15 Jul 05

Yes, We're Control Freaks

I didn’t realize how much automation we have in and around our Rails project until the other day when our shared development server took a vacation and never came back. It’s like that backup strategy that only gets tested when the hard drive fails. Except in this case it was pretty much a yawner. Once we decided to go to a new machine, we were up and running in no time. There were no panic-stricken fire drills. For all intents and purposes, it was business as usual.

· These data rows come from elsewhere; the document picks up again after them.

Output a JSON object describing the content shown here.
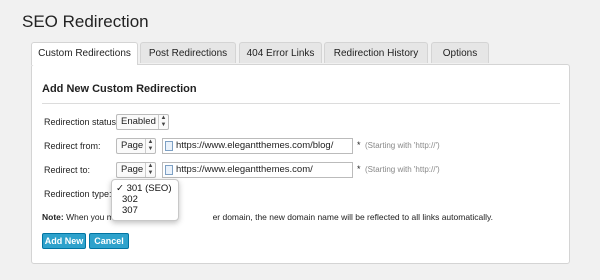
{
  "page_title": "SEO Redirection",
  "tabs": [
    {
      "label": "Custom Redirections",
      "active": true
    },
    {
      "label": "Post Redirections",
      "active": false
    },
    {
      "label": "404 Error Links",
      "active": false
    },
    {
      "label": "Redirection History",
      "active": false
    },
    {
      "label": "Options",
      "active": false
    }
  ],
  "form": {
    "section_title": "Add New Custom Redirection",
    "status_label": "Redirection status:",
    "status_value": "Enabled",
    "from_label": "Redirect from:",
    "from_type": "Page",
    "from_url": "https://www.elegantthemes.com/blog/",
    "to_label": "Redirect to:",
    "to_type": "Page",
    "to_url": "https://www.elegantthemes.com/",
    "required_mark": "*",
    "hint": "(Starting with 'http://')",
    "type_label": "Redirection type:",
    "type_options": [
      "301 (SEO)",
      "302",
      "307"
    ],
    "type_selected_mark": "✓",
    "note_label": "Note:",
    "note_text_start": "When you mo",
    "note_text_end": "er domain, the new domain name will be reflected to all links automatically."
  },
  "buttons": {
    "add_new": "Add New",
    "cancel": "Cancel"
  },
  "colors": {
    "button_bg": "#2ea2cc",
    "button_border": "#0074a2",
    "panel_bg": "#ffffff",
    "page_bg": "#f1f1f1"
  }
}
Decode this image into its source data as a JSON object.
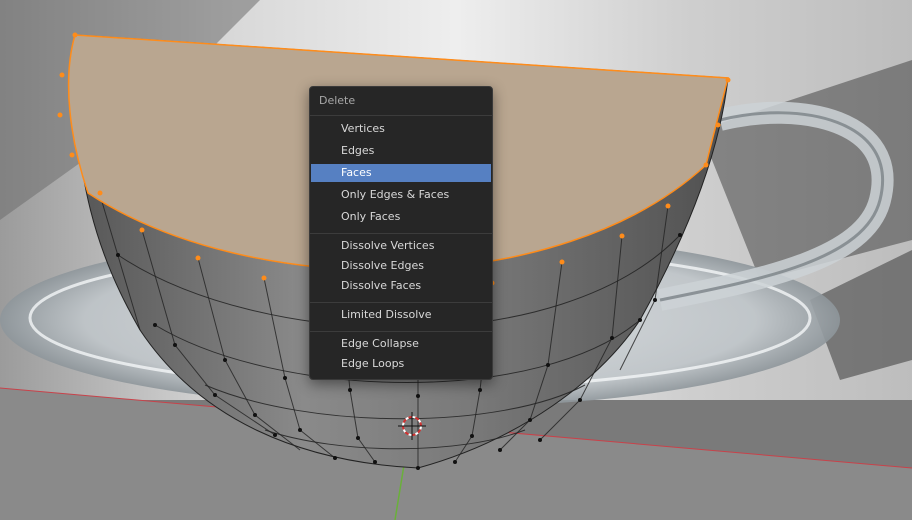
{
  "menu": {
    "title": "Delete",
    "active_index": 2,
    "groups": [
      [
        "Vertices",
        "Edges",
        "Faces",
        "Only Edges & Faces",
        "Only Faces"
      ],
      [
        "Dissolve Vertices",
        "Dissolve Edges",
        "Dissolve Faces"
      ],
      [
        "Limited Dissolve"
      ],
      [
        "Edge Collapse",
        "Edge Loops"
      ]
    ]
  },
  "colors": {
    "menu_bg": "#262626",
    "highlight": "#5680c2",
    "selected_vertex": "#ff8c1a",
    "face_fill": "#b9a690",
    "x_axis": "#c8424a",
    "y_axis": "#6ab03a"
  }
}
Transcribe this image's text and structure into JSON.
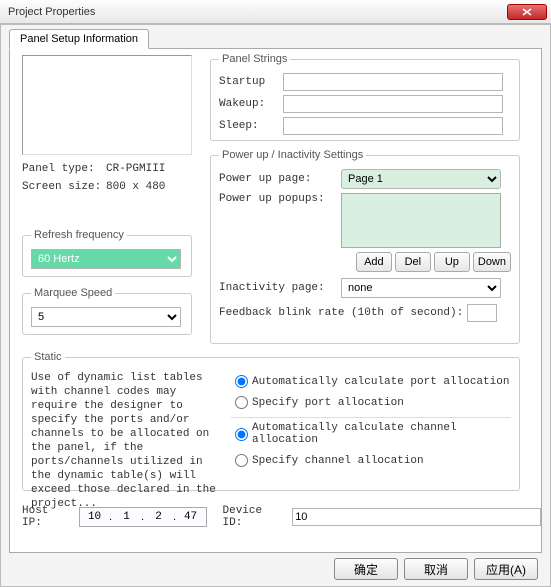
{
  "titlebar": {
    "title": "Project Properties"
  },
  "tab": {
    "label": "Panel Setup Information"
  },
  "left": {
    "panel_type_label": "Panel type:",
    "panel_type_value": "CR-PGMIII",
    "screen_size_label": "Screen size:",
    "screen_size_value": "800 x 480",
    "refresh_group": "Refresh frequency",
    "refresh_value": "60 Hertz",
    "marquee_group": "Marquee Speed",
    "marquee_value": "5"
  },
  "strings": {
    "group": "Panel Strings",
    "startup_label": "Startup",
    "startup_value": "",
    "wakeup_label": "Wakeup:",
    "wakeup_value": "",
    "sleep_label": "Sleep:",
    "sleep_value": ""
  },
  "power": {
    "group": "Power up / Inactivity Settings",
    "page_label": "Power up page:",
    "page_value": "Page 1",
    "popups_label": "Power up popups:",
    "btn_add": "Add",
    "btn_del": "Del",
    "btn_up": "Up",
    "btn_down": "Down",
    "inactivity_label": "Inactivity page:",
    "inactivity_value": "none",
    "blink_label": "Feedback blink rate (10th of second):",
    "blink_value": ""
  },
  "static": {
    "group": "Static",
    "text": "Use of dynamic list tables with channel codes may require the designer to specify the ports and/or channels to be allocated on the panel, if the ports/channels utilized in the dynamic table(s) will exceed those declared in the project...",
    "r1": "Automatically calculate port allocation",
    "r2": "Specify port allocation",
    "r3": "Automatically calculate channel allocation",
    "r4": "Specify channel allocation"
  },
  "bottom": {
    "hostip_label": "Host IP:",
    "ip": {
      "a": "10",
      "b": "1",
      "c": "2",
      "d": "47"
    },
    "deviceid_label": "Device ID:",
    "deviceid_value": "10"
  },
  "footer": {
    "ok": "确定",
    "cancel": "取消",
    "apply": "应用(A)"
  }
}
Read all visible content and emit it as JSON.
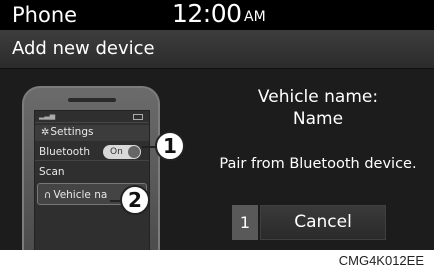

Part of the credit for no downtime goes to the fact that we all work untethered on our local machines. (This turns out to be super handy on long airplane rides.) This forces a discipline of keeping things relatively self contained. But we do hook up to the mother ship often (or right after those plane rides) to synchronize our work in a shared Subversion repository. The contents of that repository represent life. On demand, we can recreate anything in the repository—any version of a file from the time the project started up to the present. Everything else is out of our control.

The key to repeatability lies in how much stuff you put in version control. It’s best just to go long. On our project, James meticulously made sure that our Rails application was as self contained as possible. Using only the Subversion repository as a source, our entire application and its supporting infrastructure can be built from scratch. We regularly put that to the test on our local machines, and the development server is just another machine.

It’s relatively easy to automate small things, but it’s especially rewarding when those recipes are applied to automate the big things, as well. Indeed, for large projects, no single recipe will do. But in his latest blog, James discusses some strategies that you might be able to pick up and apply to your project.

09 May 05


Bil Kleb wrote in to share an insightful term described in Taiichi Ohno’s book Toyoto Production System: Beyond Large-Scale Production:
The Toyota production system utilizes autonomation, or automation with a human touch, rather than automation. Autonomation means transferring human intelligence to a machine. The concept originated with the auto-activated loom of Toyoda Sakichi. His invention was equipped with a device that automatically and immediately stopped the machine if the vertical or lateral threads broke or ran out. In other words, a device capable of making a judgment was built into the machine.

At Toyota, this concept is applied not only to the machinery but also to the production line and the workers. In other words, if an abnormal situation arises, a worker is required to stop the line. Autonomation prevents the production of defective products, eliminates overproduction, and automatically stops abnormalities on the production line allowing the situation to be investigated.

What sorts of autonomation does your project have to "stop the machine" before abnormalities compound?

30 Mar 05

Announcing Pragmatic Studio

When I visit projects, I often get asked the question: "How do other projects apply automation, version control, and unit testing?" Everyone knows they should be doing these key practices, but very few folks know just how. So by asking the question, managers and developers not only want to know what tools to use, but, more importantly, how other companies are using these fundamental practices to their advantage. You see, the teams I visit don’t have a lot of time for trial and error. They urgently need to know how to implement the practices right.

Dave, Andy, and I are excited to announce Pragmatic Studio: a two-day interactive workshop where you learn how to make automation, version control, and unit testing work for you. It’s a unique opportunity to glimpse into a well-oiled project that’s using the essential practices covered in the Pragmatic Starter Kit. Based on our combined experience having visited many projects, you’ll be engaged in a project-like setting where we won’t just tell you what to do, we’ll show you first-hand how to do it right. But more than that, through lively discussion and fun interaction you’ll learn how to tailor the practices to your project.

And to make it more convenient for you to attend, we’re bringing Pragmatic Studio to three cities this summer. We hope to see you in one of these Studios!

09 Mar 05

OSCON 2005

Mike Clark is scheduled to give an automation with Ruby talk at the O’Reilly Open Source Convention (OSCON) in August.

11 Feb 05

Two-Way Feedback

Jon Udell draws an insightful analogy between automating software and teaching a kid to ride a bike.